Yes, the Italians ripped off a lot of American movies in the 1970s and ’80s. But you know who really excelled at the mockbuster, folks? Turkey.
Seytan is a product of this rich atmosphere of copying that which is great in other nations’ cinema, because Seytan is the Turkish equivalent of The Exorcist. I don’t mean it was simply inspired by The Exorcist the way other exploitative horror flicks like Abby or Beyond the Door were. I mean Seytan is at times a shot-for-shot knock-off of The Exorcist, complete with a muddied soundtrack directly stolen and then slightly modified to have a longer intro. Sure, it’s not 100%…but then that wouldn’t have worked, considering the heavy dose of Catholicism that The Exorcist carried. Instead, it’s more like, oh 80%, with the remaining 20% changed due to the low budget and necessity for adapting it to a Muslim audience.
There are no priests in Seytan. Instead of our young priest, a doubting priest guilt-struck over his mother’s death in an asylum, you have a young author, a doubting psychologist guilt-struck over his mother’s death in an asylum. Instead of an old priest with a penchant for Satanic archaeology who has faced the Devil before and suffers a heart condition, you have an old mullah with a penchant for Satanic archaeology who has faced the Devil before and suffers a heart condition. Instead of a cross and heavy cursing, the Turkish Reagan stabs herself with a satanic letter opener. She also never spiderwalks down the stairs or tells an astronaut that he’s going to die in space…but she does totally urinate in front of everyone at a party.
Unfortunately while Seytan is quite an incredible copy, it’s still obviously skimping on the budget and the skill. The special effects are laughable when compared to the original(the bed-shaking scene got downgraded to a shaking mattress), and the cinematography just isn’t as awe-inspiring. There’s also a lot less polish to the finished product and garbled audio, which is further complicated by the poor subtitles on the only version I could find, though I don’t begrudge the film for this.

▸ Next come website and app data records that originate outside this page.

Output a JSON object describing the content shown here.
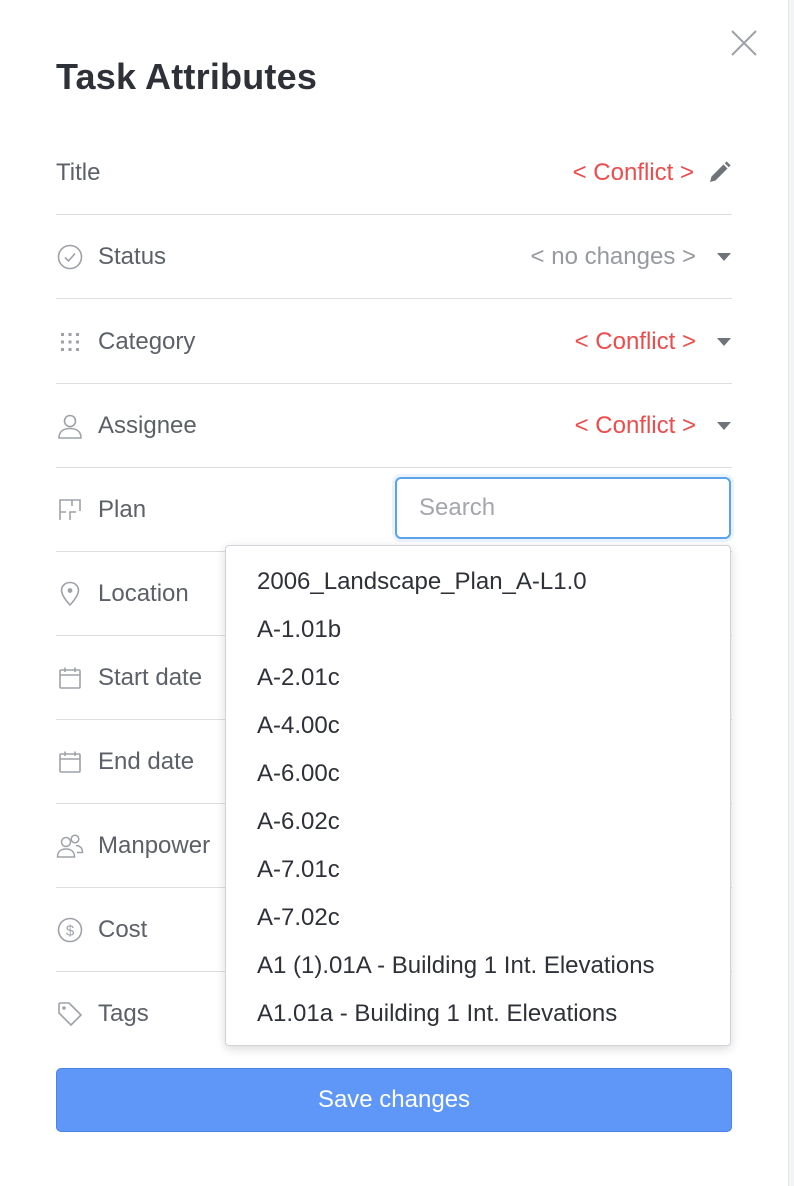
{
  "dialog": {
    "title": "Task Attributes",
    "close_icon": "close-icon"
  },
  "fields": {
    "title": {
      "label": "Title",
      "value": "< Conflict >",
      "action_icon": "pencil-icon"
    },
    "status": {
      "label": "Status",
      "value": "< no changes >",
      "icon": "check-circle-icon"
    },
    "category": {
      "label": "Category",
      "value": "< Conflict >",
      "icon": "grid-dots-icon"
    },
    "assignee": {
      "label": "Assignee",
      "value": "< Conflict >",
      "icon": "user-icon"
    },
    "plan": {
      "label": "Plan",
      "icon": "plan-icon",
      "search_placeholder": "Search"
    },
    "location": {
      "label": "Location",
      "icon": "location-pin-icon"
    },
    "start_date": {
      "label": "Start date",
      "icon": "calendar-icon"
    },
    "end_date": {
      "label": "End date",
      "icon": "calendar-icon"
    },
    "manpower": {
      "label": "Manpower",
      "icon": "people-icon"
    },
    "cost": {
      "label": "Cost",
      "icon": "dollar-circle-icon"
    },
    "tags": {
      "label": "Tags",
      "icon": "tag-icon"
    }
  },
  "plan_options": [
    "2006_Landscape_Plan_A-L1.0",
    "A-1.01b",
    "A-2.01c",
    "A-4.00c",
    "A-6.00c",
    "A-6.02c",
    "A-7.01c",
    "A-7.02c",
    "A1 (1).01A - Building 1 Int. Elevations",
    "A1.01a - Building 1 Int. Elevations"
  ],
  "footer": {
    "save_label": "Save changes"
  },
  "colors": {
    "conflict": "#f04a4a",
    "primary": "#5f97f8",
    "focus": "#5aa3ef"
  }
}
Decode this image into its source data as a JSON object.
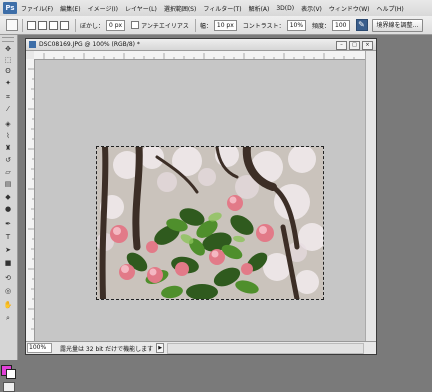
{
  "app": {
    "logo": "Ps"
  },
  "menubar": {
    "items": [
      "ファイル(F)",
      "編集(E)",
      "イメージ(I)",
      "レイヤー(L)",
      "選択範囲(S)",
      "フィルター(T)",
      "解析(A)",
      "3D(D)",
      "表示(V)",
      "ウィンドウ(W)",
      "ヘルプ(H)"
    ]
  },
  "options_bar": {
    "feather_label": "ぼかし：",
    "feather_value": "0 px",
    "antialias_label": "アンチエイリアス",
    "width_label": "幅：",
    "width_value": "10 px",
    "contrast_label": "コントラスト：",
    "contrast_value": "10%",
    "frequency_label": "頻度：",
    "frequency_value": "100",
    "refine_edge_label": "境界線を調整..."
  },
  "document": {
    "title": "DSC08169.JPG @ 100% (RGB/8) *",
    "zoom": "100%",
    "status": "露光量は 32 bit だけで機能します",
    "status_arrow": "▶"
  },
  "colors": {
    "foreground": "#e040d8",
    "background": "#ffffff",
    "accent": "#3d6ea8"
  },
  "icons": {
    "tools": [
      "move-icon",
      "marquee-icon",
      "lasso-icon",
      "magic-wand-icon",
      "crop-icon",
      "eyedropper-icon",
      "healing-brush-icon",
      "brush-icon",
      "clone-stamp-icon",
      "history-brush-icon",
      "eraser-icon",
      "gradient-icon",
      "blur-icon",
      "dodge-icon",
      "pen-icon",
      "type-icon",
      "path-selection-icon",
      "shape-icon",
      "3d-rotate-icon",
      "3d-orbit-icon",
      "hand-icon",
      "zoom-icon"
    ]
  }
}
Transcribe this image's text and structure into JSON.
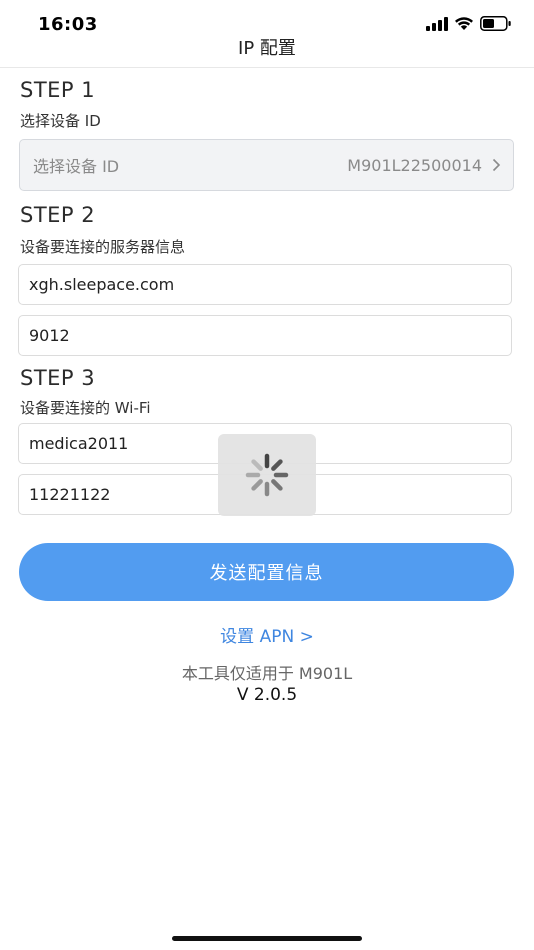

When Islam does come into it, it mostly involves the old priest-type character, who uses a Qur’an and holy water taken from the Well of Zamzam in Mecca, Saudi Arabia. There is also a brief scene involving a mosque and knock-off Reagan running up to hug another mullah, who rubs the top of her head and smiles that she has been spared from the grasp of Satan. It’s actually a rather touching note to end on in a film that is otherwise lacking if you are familiar with the classic it’s aping, and I do appreciate the updates made to make the film more culturally relevant in an Islamic nation.
Oh, one other thing…I didn’t find Seytan as funny, but that’s because it wasn’t nearly as well done. Yes, I found The Exorcist funny. We’ve talked about this. I have a heart made of rot and horror.